The urlscan.log file just keeps getting bigger and bigger, so at some point, you'll want to stop IIS and
delete that guy. The nice thing about loading it into a temp table first is that you can ensure that only
the day-by-day entries get posted into the warehouse table.
For each server you want to pull data from, just add another package and schedule execution appropriately- the current setup is designed for sequential downloads from multiple servers; in other words, you should only do one at a time, and give adequate time between schedules for each to execute- make sure you execute them after midnight so that all the entries for the day will be included.
If you want to pull multiple server asynchronously, you can customize each package to use a different temp file name and then all at the same time... Whatever you want to do. I am making the assumption that you have some idea how to use and configure DTS packages.
You only need to do 2 things to the package for it to work with your server:
1) Change the properties of the FTP task to point to your web server, and make sure you select the
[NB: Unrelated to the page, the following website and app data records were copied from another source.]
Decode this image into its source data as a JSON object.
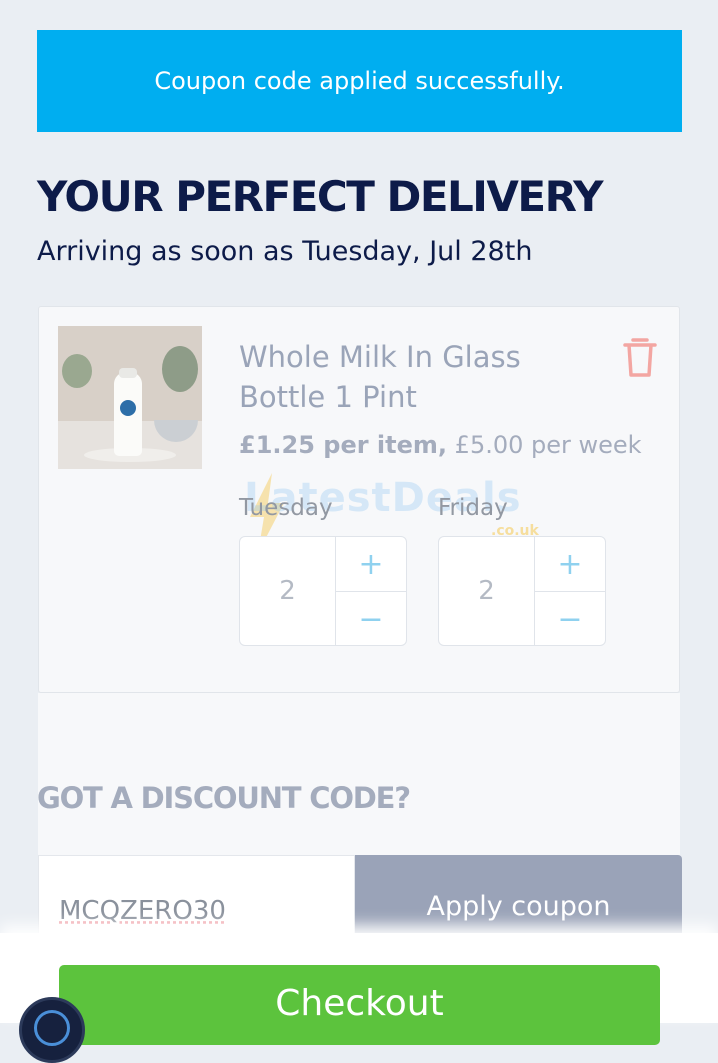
{
  "banner": {
    "message": "Coupon code applied successfully."
  },
  "colors": {
    "banner": "#00aef0",
    "heading": "#0d1b49",
    "checkout": "#5cc33d",
    "apply": "#9aa3b8"
  },
  "heading": {
    "title": "YOUR PERFECT DELIVERY",
    "subtitle": "Arriving as soon as Tuesday, Jul 28th"
  },
  "product": {
    "name": "Whole Milk In Glass Bottle 1 Pint",
    "price_per_item": "£1.25 per item,",
    "price_per_week": "£5.00 per week",
    "remove_icon": "trash-icon",
    "days": [
      {
        "label": "Tuesday",
        "quantity": "2",
        "plus": "+",
        "minus": "−"
      },
      {
        "label": "Friday",
        "quantity": "2",
        "plus": "+",
        "minus": "−"
      }
    ]
  },
  "watermark": {
    "text": "LatestDeals",
    "sub": ".co.uk"
  },
  "discount": {
    "title": "GOT A DISCOUNT CODE?",
    "code_value": "MCQZERO30",
    "apply_label": "Apply coupon"
  },
  "checkout": {
    "label": "Checkout"
  },
  "chat": {
    "icon": "chat-icon"
  }
}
urlscan.log file to get downloaded. The default dir on the server is C:\TEMP.
2) In the last SQL Task that posts data from the tmpURLScan table to the real URLScan table, change the
text string from 'SERVER' to the name of your server.
Note that this assumes you have a DB named IISLogs; you can change it to whatever you want, but know that you need to check for that in the data pump tasks.
This way, you end up with a great way to sort, retrieve, group and report on data in the log files.
A note about FTP server setup:
On the web server that you want to pull data from, just create a new FTP site that points to the directory containing the urlscan.log file. For security purposes, it should be read only, and limited to your internal IP addresses. I created a new user specifically for this purpose that only has read permissions to the URLSCAN.LOG file, with specific deny permissions on the rest of the files- you can never be too safe- the real reason I deny access on the other files is that would not want someone internally to be able to sniff the creds, FTP in, and look at my URLSCAN.INI file to see exactly what I had configured.